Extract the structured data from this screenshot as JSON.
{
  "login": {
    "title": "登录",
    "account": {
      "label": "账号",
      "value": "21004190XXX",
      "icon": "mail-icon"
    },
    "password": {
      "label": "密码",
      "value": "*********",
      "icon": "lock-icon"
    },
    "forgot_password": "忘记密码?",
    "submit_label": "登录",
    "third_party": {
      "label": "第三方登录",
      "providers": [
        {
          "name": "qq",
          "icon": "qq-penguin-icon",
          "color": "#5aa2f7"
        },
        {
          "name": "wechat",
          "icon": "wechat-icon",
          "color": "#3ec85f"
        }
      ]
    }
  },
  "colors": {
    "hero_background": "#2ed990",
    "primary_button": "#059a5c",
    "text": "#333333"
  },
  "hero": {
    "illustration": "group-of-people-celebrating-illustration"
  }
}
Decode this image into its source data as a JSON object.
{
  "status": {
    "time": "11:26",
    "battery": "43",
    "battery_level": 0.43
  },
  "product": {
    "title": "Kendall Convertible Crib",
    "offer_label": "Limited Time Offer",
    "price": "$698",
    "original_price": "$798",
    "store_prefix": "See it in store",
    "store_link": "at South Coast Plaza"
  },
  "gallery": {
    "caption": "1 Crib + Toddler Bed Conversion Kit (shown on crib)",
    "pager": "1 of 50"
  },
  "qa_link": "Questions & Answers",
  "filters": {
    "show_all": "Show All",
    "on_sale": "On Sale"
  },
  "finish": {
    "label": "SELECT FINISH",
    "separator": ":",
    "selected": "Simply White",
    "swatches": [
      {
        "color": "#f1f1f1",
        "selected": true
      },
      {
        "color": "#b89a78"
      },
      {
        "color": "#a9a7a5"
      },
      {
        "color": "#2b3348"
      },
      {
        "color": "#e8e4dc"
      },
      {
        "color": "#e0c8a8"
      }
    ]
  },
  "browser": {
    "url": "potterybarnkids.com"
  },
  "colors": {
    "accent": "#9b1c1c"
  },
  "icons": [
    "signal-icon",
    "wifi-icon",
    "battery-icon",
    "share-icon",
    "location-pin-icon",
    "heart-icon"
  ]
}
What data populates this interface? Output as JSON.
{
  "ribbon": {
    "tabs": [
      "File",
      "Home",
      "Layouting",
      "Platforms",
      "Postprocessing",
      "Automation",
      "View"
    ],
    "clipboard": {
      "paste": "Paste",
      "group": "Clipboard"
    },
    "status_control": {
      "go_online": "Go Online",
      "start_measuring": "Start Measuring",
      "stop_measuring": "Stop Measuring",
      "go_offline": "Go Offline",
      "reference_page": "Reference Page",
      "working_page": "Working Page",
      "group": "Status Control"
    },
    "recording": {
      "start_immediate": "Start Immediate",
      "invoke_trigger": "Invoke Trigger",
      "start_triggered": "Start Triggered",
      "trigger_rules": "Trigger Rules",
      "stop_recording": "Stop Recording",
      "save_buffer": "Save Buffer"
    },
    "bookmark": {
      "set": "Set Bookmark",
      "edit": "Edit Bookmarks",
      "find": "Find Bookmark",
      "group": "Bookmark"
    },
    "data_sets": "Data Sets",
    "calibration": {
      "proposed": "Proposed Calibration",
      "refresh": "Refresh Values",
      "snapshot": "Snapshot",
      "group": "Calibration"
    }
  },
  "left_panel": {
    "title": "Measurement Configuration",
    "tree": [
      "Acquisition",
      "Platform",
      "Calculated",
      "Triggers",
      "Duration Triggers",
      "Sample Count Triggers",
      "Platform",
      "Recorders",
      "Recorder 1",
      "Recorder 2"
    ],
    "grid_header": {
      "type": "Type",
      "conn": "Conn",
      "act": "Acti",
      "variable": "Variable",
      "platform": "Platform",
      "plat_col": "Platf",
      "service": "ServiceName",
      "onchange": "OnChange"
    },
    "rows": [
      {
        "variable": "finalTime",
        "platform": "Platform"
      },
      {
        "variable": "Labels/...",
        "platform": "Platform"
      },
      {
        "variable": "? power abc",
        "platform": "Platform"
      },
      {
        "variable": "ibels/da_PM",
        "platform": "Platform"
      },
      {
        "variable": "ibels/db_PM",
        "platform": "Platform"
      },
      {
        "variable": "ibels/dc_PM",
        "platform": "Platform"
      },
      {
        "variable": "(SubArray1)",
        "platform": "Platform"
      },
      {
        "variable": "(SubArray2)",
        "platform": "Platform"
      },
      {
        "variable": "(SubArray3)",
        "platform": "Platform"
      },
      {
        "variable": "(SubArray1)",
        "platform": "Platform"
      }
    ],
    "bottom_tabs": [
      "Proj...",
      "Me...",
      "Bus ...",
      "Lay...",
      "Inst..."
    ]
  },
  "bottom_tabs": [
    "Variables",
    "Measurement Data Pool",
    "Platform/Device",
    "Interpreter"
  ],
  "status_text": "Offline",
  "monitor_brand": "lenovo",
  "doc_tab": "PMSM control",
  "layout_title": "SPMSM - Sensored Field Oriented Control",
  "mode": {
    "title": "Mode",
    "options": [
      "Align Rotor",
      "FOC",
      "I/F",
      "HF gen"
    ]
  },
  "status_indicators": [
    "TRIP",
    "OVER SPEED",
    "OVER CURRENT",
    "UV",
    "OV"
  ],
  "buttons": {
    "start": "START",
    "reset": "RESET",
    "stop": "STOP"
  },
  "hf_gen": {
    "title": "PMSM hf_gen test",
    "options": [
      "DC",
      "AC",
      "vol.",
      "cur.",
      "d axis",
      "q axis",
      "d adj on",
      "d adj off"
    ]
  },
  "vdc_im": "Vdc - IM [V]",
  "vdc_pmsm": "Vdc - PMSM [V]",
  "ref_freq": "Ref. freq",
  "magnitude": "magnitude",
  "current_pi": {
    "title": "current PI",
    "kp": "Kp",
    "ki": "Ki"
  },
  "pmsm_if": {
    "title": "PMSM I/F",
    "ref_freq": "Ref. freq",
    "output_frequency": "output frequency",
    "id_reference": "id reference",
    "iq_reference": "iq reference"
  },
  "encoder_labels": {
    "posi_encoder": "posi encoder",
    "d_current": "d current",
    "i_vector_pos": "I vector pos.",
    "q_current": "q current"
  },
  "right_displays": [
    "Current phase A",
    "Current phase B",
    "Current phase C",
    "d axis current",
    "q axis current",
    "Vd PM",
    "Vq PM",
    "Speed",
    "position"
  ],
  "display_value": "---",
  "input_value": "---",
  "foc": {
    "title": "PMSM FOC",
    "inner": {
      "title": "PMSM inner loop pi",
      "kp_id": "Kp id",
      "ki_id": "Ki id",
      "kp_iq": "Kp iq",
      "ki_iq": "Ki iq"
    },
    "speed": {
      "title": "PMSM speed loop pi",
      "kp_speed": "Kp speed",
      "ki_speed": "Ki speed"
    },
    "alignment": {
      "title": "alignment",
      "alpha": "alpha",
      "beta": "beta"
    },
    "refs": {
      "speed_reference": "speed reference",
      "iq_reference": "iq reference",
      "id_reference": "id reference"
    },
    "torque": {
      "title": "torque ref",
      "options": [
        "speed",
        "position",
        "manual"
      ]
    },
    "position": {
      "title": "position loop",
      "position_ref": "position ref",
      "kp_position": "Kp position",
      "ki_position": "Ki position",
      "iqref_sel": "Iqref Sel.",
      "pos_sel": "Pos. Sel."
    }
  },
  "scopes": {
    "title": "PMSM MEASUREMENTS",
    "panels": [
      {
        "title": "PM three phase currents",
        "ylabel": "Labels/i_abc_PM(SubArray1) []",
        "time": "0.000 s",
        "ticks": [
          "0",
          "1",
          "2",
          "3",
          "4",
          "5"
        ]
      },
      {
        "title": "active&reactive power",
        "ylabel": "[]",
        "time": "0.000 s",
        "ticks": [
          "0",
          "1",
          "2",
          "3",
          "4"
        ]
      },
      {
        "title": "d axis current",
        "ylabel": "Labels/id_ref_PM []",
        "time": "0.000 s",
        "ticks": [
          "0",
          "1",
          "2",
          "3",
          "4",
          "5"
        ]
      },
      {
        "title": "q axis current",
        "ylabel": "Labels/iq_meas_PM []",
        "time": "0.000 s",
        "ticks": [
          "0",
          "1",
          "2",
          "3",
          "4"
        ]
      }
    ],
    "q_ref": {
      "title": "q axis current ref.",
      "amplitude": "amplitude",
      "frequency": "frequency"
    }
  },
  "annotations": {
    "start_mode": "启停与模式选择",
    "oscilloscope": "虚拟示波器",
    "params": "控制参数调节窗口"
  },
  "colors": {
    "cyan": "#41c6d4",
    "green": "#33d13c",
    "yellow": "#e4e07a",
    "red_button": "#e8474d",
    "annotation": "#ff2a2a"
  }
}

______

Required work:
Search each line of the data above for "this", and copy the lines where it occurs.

Solution:
Extract the structured data from this screenshot as JSON.
Decode this image into its source data as a JSON object.
What data populates this interface? Output as JSON.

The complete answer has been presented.